• [WHAT IS BEING ASKED] From the data below, return all lines holding the string "chat".

Excerpts from an interface dataset:
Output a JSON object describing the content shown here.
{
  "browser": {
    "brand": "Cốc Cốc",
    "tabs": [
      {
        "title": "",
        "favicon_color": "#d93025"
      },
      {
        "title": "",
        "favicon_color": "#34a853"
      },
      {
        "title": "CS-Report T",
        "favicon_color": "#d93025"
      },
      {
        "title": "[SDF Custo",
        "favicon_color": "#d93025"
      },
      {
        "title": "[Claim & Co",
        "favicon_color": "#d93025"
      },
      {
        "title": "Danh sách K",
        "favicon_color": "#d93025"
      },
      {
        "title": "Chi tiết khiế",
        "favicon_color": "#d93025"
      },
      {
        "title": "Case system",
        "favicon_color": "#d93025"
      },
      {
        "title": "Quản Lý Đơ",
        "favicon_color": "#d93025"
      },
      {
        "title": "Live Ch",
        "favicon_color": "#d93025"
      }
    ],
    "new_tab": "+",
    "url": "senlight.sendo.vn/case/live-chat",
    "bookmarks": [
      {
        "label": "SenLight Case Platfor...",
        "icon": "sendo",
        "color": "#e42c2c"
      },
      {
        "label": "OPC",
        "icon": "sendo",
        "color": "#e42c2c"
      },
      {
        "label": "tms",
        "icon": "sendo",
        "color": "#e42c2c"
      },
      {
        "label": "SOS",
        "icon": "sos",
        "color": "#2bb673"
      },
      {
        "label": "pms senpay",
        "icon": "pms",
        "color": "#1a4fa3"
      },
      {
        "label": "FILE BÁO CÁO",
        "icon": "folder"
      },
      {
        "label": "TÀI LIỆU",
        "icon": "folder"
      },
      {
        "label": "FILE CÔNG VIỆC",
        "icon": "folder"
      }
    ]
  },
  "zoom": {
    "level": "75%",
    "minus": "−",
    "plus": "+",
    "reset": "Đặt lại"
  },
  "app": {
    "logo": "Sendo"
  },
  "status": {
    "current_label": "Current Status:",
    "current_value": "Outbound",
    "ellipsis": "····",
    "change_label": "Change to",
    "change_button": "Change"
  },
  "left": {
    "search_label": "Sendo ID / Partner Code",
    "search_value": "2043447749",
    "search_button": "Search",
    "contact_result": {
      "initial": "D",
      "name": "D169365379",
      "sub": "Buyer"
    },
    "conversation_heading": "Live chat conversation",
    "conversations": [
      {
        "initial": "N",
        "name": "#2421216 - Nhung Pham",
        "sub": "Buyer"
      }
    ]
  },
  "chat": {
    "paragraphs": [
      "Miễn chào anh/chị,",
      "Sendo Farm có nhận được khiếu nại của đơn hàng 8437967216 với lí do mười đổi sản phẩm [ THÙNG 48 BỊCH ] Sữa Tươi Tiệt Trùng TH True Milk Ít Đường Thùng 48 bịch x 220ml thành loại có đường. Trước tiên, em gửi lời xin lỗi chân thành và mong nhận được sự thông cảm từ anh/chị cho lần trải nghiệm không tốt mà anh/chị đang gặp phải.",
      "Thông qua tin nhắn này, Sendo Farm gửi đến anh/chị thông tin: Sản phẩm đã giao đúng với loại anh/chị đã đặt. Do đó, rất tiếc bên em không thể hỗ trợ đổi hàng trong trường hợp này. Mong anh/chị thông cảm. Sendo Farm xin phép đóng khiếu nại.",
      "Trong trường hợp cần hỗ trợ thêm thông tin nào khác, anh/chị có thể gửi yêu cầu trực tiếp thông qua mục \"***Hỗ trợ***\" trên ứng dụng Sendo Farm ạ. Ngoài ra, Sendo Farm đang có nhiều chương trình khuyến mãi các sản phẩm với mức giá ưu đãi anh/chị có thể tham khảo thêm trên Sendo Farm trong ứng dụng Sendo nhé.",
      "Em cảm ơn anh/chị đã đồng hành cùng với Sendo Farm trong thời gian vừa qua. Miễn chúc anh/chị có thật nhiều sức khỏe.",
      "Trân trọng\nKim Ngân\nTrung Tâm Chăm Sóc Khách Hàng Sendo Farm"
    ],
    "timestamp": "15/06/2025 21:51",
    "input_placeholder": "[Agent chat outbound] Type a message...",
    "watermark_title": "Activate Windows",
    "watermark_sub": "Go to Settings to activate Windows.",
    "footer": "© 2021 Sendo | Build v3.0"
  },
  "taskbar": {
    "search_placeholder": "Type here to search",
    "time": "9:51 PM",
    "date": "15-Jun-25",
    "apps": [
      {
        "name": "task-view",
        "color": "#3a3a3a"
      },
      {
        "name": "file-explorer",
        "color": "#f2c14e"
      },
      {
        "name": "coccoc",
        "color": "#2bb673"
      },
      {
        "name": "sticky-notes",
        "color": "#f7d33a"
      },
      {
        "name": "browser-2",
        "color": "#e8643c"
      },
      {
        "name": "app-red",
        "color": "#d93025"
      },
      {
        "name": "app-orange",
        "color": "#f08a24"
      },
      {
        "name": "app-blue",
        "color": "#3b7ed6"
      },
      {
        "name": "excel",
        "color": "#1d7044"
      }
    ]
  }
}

• [RESPONSE AREA]
    "url": "senlight.sendo.vn/case/live-chat",
    "conversation_heading": "Live chat conversation",
  "chat": {
    "input_placeholder": "[Agent chat outbound] Type a message...",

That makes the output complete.